Project-based learning (PBL) was a cornerstone of the Laboratory School curriculum and is very well documented in journals and publications where Malcolm Price Laboratory School faculty implemented this methodology. Diane McCarty's fourth-grade classroom was no exception. From 1992 through 1999 Diane regularly published the results of her classroom projects in teacher journals such as K-8 Teaching.
What is Project-Based Learning? In essence it is a student-centered approach to curriculum that relies less on paper-based, passive, teacher-centered methods. As an alternative to rote memorization and the passive classroom, proponents of project-based learning identify many benefits to the implementation of these active strategies including deeper understanding of problems, broader base of knowledge, emphasis on communication and interpersonal/social skills, opportunities for students to accept leadership roles, a culture of creativity, and enhanced writing skills.
John Dewey promoted the idea of learning by doing when advocating for Progressive Education. In My Pedagogical Creed (1897) Dewey enumerated his beliefs regarding education: "The teacher is not in the school to impose certain ideas or to form certain habits in the child, but is there as a member of the community to select the influences which shall affect the child and to assist him in properly responding to these.......I believe, therefore, in the so-called expressive or constructive activities as the centre of correlation."
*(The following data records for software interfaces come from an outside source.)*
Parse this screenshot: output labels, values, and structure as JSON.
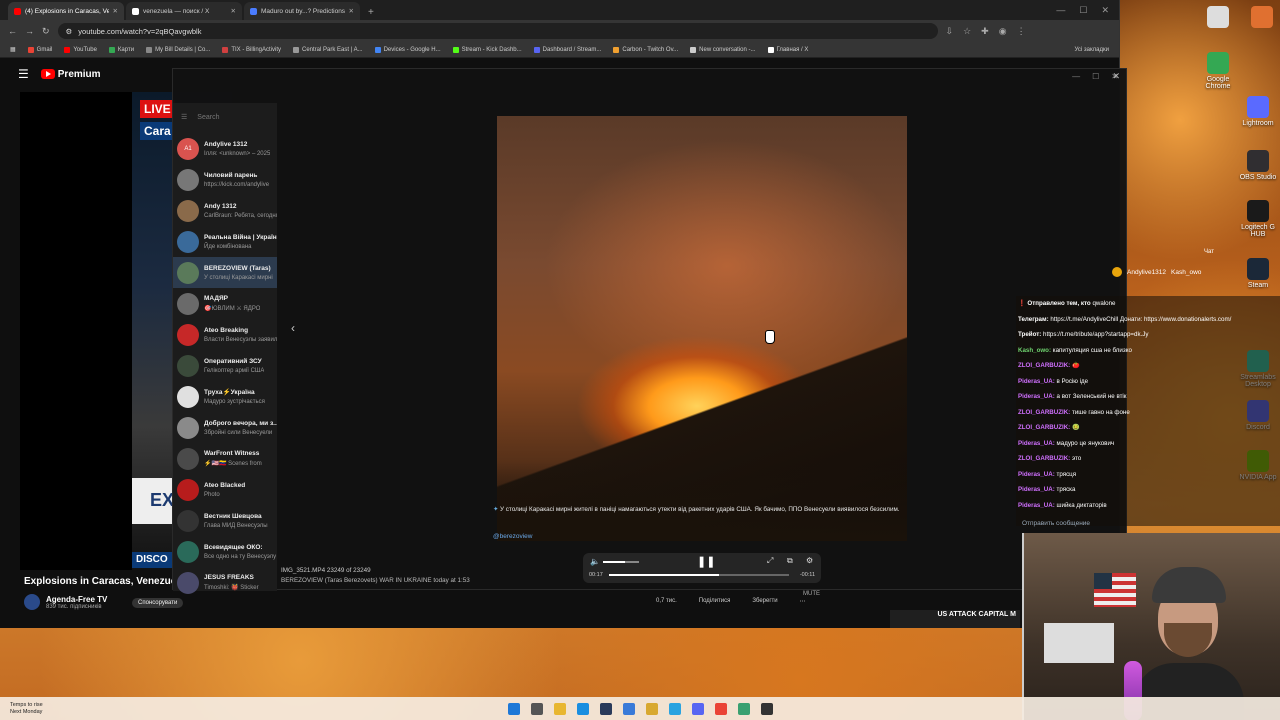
{
  "browser": {
    "tabs": [
      {
        "label": "(4) Explosions in Caracas, Ve",
        "color": "#ff0000",
        "active": true
      },
      {
        "label": "venezuela — поиск / X",
        "color": "#ffffff",
        "active": false
      },
      {
        "label": "Maduro out by...? Predictions &",
        "color": "#4a7cff",
        "active": false
      }
    ],
    "new_tab": "+",
    "url": "youtube.com/watch?v=2qBQavgwblk",
    "bookmarks": [
      {
        "label": "Gmail",
        "color": "#ea4335"
      },
      {
        "label": "YouTube",
        "color": "#ff0000"
      },
      {
        "label": "Карти",
        "color": "#34a853"
      },
      {
        "label": "My Bill Details | Co...",
        "color": "#888888"
      },
      {
        "label": "TIX - BillingActivity",
        "color": "#d04040"
      },
      {
        "label": "Central Park East | A...",
        "color": "#999999"
      },
      {
        "label": "Devices - Google H...",
        "color": "#4285f4"
      },
      {
        "label": "Stream - Kick Dashb...",
        "color": "#53fc18"
      },
      {
        "label": "Dashboard / Stream...",
        "color": "#5865f2"
      },
      {
        "label": "Carbon - Twitch Ov...",
        "color": "#f0a030"
      },
      {
        "label": "New conversation -...",
        "color": "#cccccc"
      },
      {
        "label": "Главная / X",
        "color": "#ffffff"
      }
    ],
    "bookmarks_right": "Усі закладки"
  },
  "youtube": {
    "logo_text": "Premium",
    "live_badge": "LIVE",
    "live_sub": "Cara",
    "banner_text": "EX",
    "disco_text": "DISCO",
    "title": "Explosions in Caracas, Venezuela",
    "channel": "Agenda-Free TV",
    "subscribers": "839 тис. підписників",
    "sponsor": "Спонсорувати",
    "subscribe": "Підписатися",
    "actions": [
      "0,7 тис.",
      "Поділитися",
      "Зберегти",
      "⋯"
    ],
    "ad_text": "US ATTACK CAPITAL M"
  },
  "telegram": {
    "search_placeholder": "Search",
    "chats": [
      {
        "name": "Andylive 1312",
        "preview": "Ілля: <unknown> – 2025",
        "avatar": "A1",
        "color": "#d9534f"
      },
      {
        "name": "Чиловий парень",
        "preview": "https://kick.com/andylive",
        "avatar": "",
        "color": "#777777"
      },
      {
        "name": "Andy 1312",
        "preview": "CarlBraun: Ребята, сегодня",
        "avatar": "",
        "color": "#8a6a4a"
      },
      {
        "name": "Реальна Війна | Україна",
        "preview": "Йде комбінована",
        "avatar": "",
        "color": "#3a6a9a"
      },
      {
        "name": "BEREZOVIEW (Taras)",
        "preview": "У столиці Каракасі мирні",
        "avatar": "",
        "color": "#5a7a5a"
      },
      {
        "name": "МАДЯР",
        "preview": "🎯ЮВЛИМ ⚔ ЯДРО",
        "avatar": "",
        "color": "#6a6a6a"
      },
      {
        "name": "Ateo Breaking",
        "preview": "Власти Венесуэлы заявили",
        "avatar": "",
        "color": "#c62828"
      },
      {
        "name": "Оперативний ЗСУ",
        "preview": "Гелікоптер армії США",
        "avatar": "",
        "color": "#3a4a3a"
      },
      {
        "name": "Труха⚡Україна",
        "preview": "Мадуро зустрічається",
        "avatar": "",
        "color": "#e0e0e0"
      },
      {
        "name": "Доброго вечора, ми з...",
        "preview": "Збройні сили Венесуели",
        "avatar": "",
        "color": "#8a8a8a"
      },
      {
        "name": "WarFront Witness",
        "preview": "⚡🇺🇸🇻🇪 Scenes from",
        "avatar": "",
        "color": "#4a4a4a"
      },
      {
        "name": "Ateo Blacked",
        "preview": "Photo",
        "avatar": "",
        "color": "#b71c1c"
      },
      {
        "name": "Вестник Шевцова",
        "preview": "Глава МИД Венесуэлы",
        "avatar": "",
        "color": "#333333"
      },
      {
        "name": "Всевидящее ОКО:",
        "preview": "Все одно на ту Венесуэлу",
        "avatar": "",
        "color": "#2a6a5a"
      },
      {
        "name": "JESUS FREAKS",
        "preview": "Timoshki: 👹 Sticker",
        "avatar": "",
        "color": "#4a4a6a"
      }
    ],
    "caption": "У столиці Каракасі мирні жителі в паніці намагаються утекти від ракетних ударів США. Як бачимо, ППО Венесуели виявилося безсилим.",
    "caption_handle": "@berezoview",
    "media_file": "IMG_3521.MP4 23249 of 23249",
    "media_source": "BEREZOVIEW (Taras Berezovets) WAR IN UKRAINE  today at 1:53",
    "time_current": "00:17",
    "time_remaining": "-00:11",
    "playback_progress": 0.61,
    "volume_level": 0.6,
    "mute_label": "MUTE"
  },
  "stream_chat": {
    "label": "Чат",
    "top_user": "Andylive1312",
    "top_user2": "Kash_owo",
    "lines": [
      {
        "user": "❗ Отправлено тем, кто",
        "text": "qwalone",
        "color": "#ffffff"
      },
      {
        "user": "Телеграм:",
        "text": "https://t.me/AndyliveChill Донати: https://www.donationalerts.com/",
        "color": "#ffffff"
      },
      {
        "user": "Трейот:",
        "text": "https://t.me/tribute/app?startapp=dk.Jy",
        "color": "#ffffff"
      },
      {
        "user": "Kash_owo:",
        "text": "капитуляция сша не близко",
        "color": "#6fd36f"
      },
      {
        "user": "ZLOI_GARBUZIK:",
        "text": "🍅",
        "color": "#d070ff"
      },
      {
        "user": "Pideras_UA:",
        "text": "в Росію іде",
        "color": "#d070ff"
      },
      {
        "user": "Pideras_UA:",
        "text": "а вот Зеленський не втік",
        "color": "#d070ff"
      },
      {
        "user": "ZLOI_GARBUZIK:",
        "text": "тише гавно на фоне",
        "color": "#d070ff"
      },
      {
        "user": "ZLOI_GARBUZIK:",
        "text": "🤢",
        "color": "#d070ff"
      },
      {
        "user": "Pideras_UA:",
        "text": "мадуро це янукович",
        "color": "#d070ff"
      },
      {
        "user": "ZLOI_GARBUZIK:",
        "text": "это",
        "color": "#d070ff"
      },
      {
        "user": "Pideras_UA:",
        "text": "трясця",
        "color": "#d070ff"
      },
      {
        "user": "Pideras_UA:",
        "text": "тряска",
        "color": "#d070ff"
      },
      {
        "user": "Pideras_UA:",
        "text": "шийка диктаторів",
        "color": "#d070ff"
      }
    ],
    "send_placeholder": "Отправить сообщение"
  },
  "desktop_icons": [
    {
      "label": "",
      "color": "#dddddd"
    },
    {
      "label": "",
      "color": "#e07030"
    },
    {
      "label": "Google Chrome",
      "color": "#34a853"
    },
    {
      "label": "Lightroom",
      "color": "#5a6aff"
    },
    {
      "label": "OBS Studio",
      "color": "#302e31"
    },
    {
      "label": "Logitech G HUB",
      "color": "#1a1a1a"
    },
    {
      "label": "Steam",
      "color": "#1b2838"
    },
    {
      "label": "Streamlabs Desktop",
      "color": "#31c3a2"
    },
    {
      "label": "Discord",
      "color": "#5865f2"
    },
    {
      "label": "NVIDIA App",
      "color": "#76b900"
    }
  ],
  "taskbar": {
    "weather_line1": "Temps to rise",
    "weather_line2": "Next Monday",
    "icons": [
      {
        "name": "windows-start-icon",
        "color": "#1e78d7"
      },
      {
        "name": "search-icon",
        "color": "#555555"
      },
      {
        "name": "file-explorer-icon",
        "color": "#e8b630"
      },
      {
        "name": "edge-icon",
        "color": "#1a8ee0"
      },
      {
        "name": "steam-icon",
        "color": "#2a3a5a"
      },
      {
        "name": "explorer-icon",
        "color": "#3a7ad8"
      },
      {
        "name": "folder-icon",
        "color": "#d8a830"
      },
      {
        "name": "telegram-icon",
        "color": "#2aa3e0"
      },
      {
        "name": "discord-icon",
        "color": "#5865f2"
      },
      {
        "name": "chrome-icon",
        "color": "#ea4335"
      },
      {
        "name": "app-icon",
        "color": "#3aa070"
      },
      {
        "name": "obs-icon",
        "color": "#333333"
      }
    ]
  }
}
Project-Based learning and "learning by doing" were the foundations of Progressive Education and thereby constituted a significant influence on the construction of curriculum at Malcolm Price Laboratory School. The projects Diane McCarty promoted in nationally circulated publications are examples of the many exemplary classroom activities that placed the student in the center of the learning process.
Descriptions of student projects in Diane McCarty's fourth-grade classroom can be found linked from the About MPLS Page